When I ended the relationship that day, I didn’t speak to him except for a text message. Then he knew I would be home at that time of night, hence why he came to the home. Prior to the visit, I felt really good in myself, it was a relief I ended it. We moved into the bedroom once I opened the door to him to show him respect, as that’s how I was bought up. Then the last thing I remembered is the bat breaking my arm, as it was on the floor, and asking my children to go and get me help. I thought I was going to die. 

Who came to help you? What happened next?

My children and neighbours came to my rescue. They put their life on hold til the services came and kept me alive. Now I have so much respect for every different person as we need to work together to stop this epidemic. In ten minutes (from 6:06 to 6:16) I had received 45-50 blows to the face with a baseball bat. 

You were (are!) a single mother who did (and does!) everything. Raised children, could fix anything your home, have a career … Was it surprising that this horrific incident happened to you?

It has made me love and respect myself and I’m not embarrassed to say that. It’s so surprising the amount of support I get, it’s unbelievable. It has been fantastic for my healing and self-confidence. 

You’ve had 52 operations since that evening. How have you maintained strength, resilience and optimism throughout such an incredibly painful ordeal?

I’ve taken that never give up attitude – stay positive, never give up and keep smiling. I didn’t and don’t want it to beat me. I want to just be able to help the next person. To prove to them to not give up – I’ve gone from the brink of death to running the world’s biggest marathon in the world to prove to women and children we can do this. 

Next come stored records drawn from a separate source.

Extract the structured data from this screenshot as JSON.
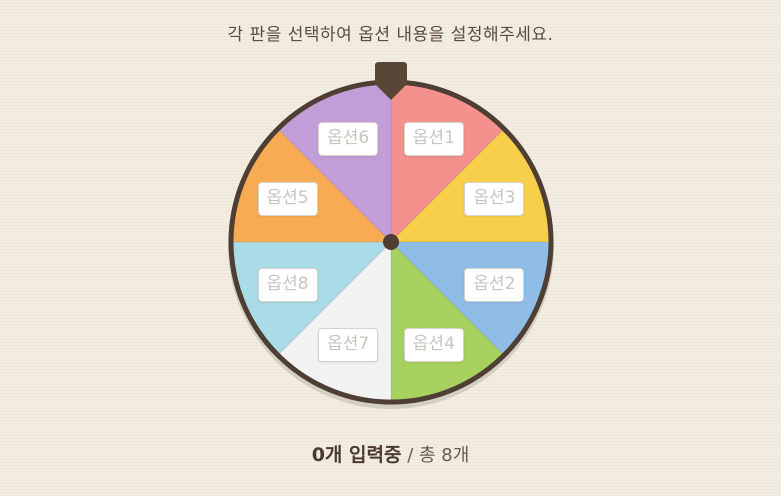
{
  "instruction": "각 판을 선택하여 옵션 내용을 설정해주세요.",
  "wheel": {
    "border_color": "#4f3e33",
    "pointer_color": "#5a4637",
    "segments": [
      {
        "label": "옵션1",
        "color": "#f4918c"
      },
      {
        "label": "옵션3",
        "color": "#f8cf4a"
      },
      {
        "label": "옵션2",
        "color": "#8fbde6"
      },
      {
        "label": "옵션4",
        "color": "#a7d15e"
      },
      {
        "label": "옵션7",
        "color": "#f2f2f2"
      },
      {
        "label": "옵션8",
        "color": "#a9dce6"
      },
      {
        "label": "옵션5",
        "color": "#f7ac54"
      },
      {
        "label": "옵션6",
        "color": "#c29ed8"
      }
    ]
  },
  "counter": {
    "entered": "0개 입력중",
    "total": " / 총 8개"
  }
}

There are many misconceptions about domestic violence. That it only happens to certain women. That it only takes on a particular form. What do you wish to tell people about the reality of domestic violence?

Please speak up about it. Don’t be embarrassed. There is support to help you through this.

After the court hearing, 2 wives came forward after he told me he hadn’t been married. He had assaulted them both and they didn’t report it. I wouldn’t be in this position if they had. It’s so important to speak up so we can save our next generation coming through. 

The White Ribbon Foundation (for the prevention of violence against women) sadly closed its doors this year. What can we all do - now this iconic charity has dissipated - to support women who have experienced domestic violence?

We can all still make a change each and every day, by working together and talking about the issues. We all have mums, aunts, grans, sisters, daughters, so let’s all join as a team and stop this monster.

What are your thoughts about prevention and education around violence against women with our children?

Prevention and education are a must. As I have said, myself and my children didn’t know about domestic violence. If we can talk about it, we can potentially save more people by teaching them to look at the red flags. 

You say you’ve turned a negative into a positive for yourself and your family. You’re a complete inspiration. How have you found the strength to do this? Who has supported you?

Turning this situation into a positive has made myself feel absolutely fantastic. Having that never give up attitude makes me more determined. Running has been my best friend as in it clears my mind. I’ve actually been my own big support as I can see success in what I’m doing. My friends and work colleagues have all stood by me, which is a huge part of my life. My children are my world and they have been my reasoning for turning it into a positive as I wanted to be as good as mum as I can be.

You’re passionate about telling women to speak up. How can we start to spark these important conversations in our friendship groups?

Just by asking are you ok, especially if you notice someone isn’t their normal self. Don’t just ask once or twice, ask 5 or 6 times and they will open up or let a little red flag slip and then you can help. 

Where can women find help?

People can find help in lots of places. RizeUp, Domestic Violence Connect, police, Beyond Domestic Violence, Brisbane Domestic Violence Service, 1800 Respect.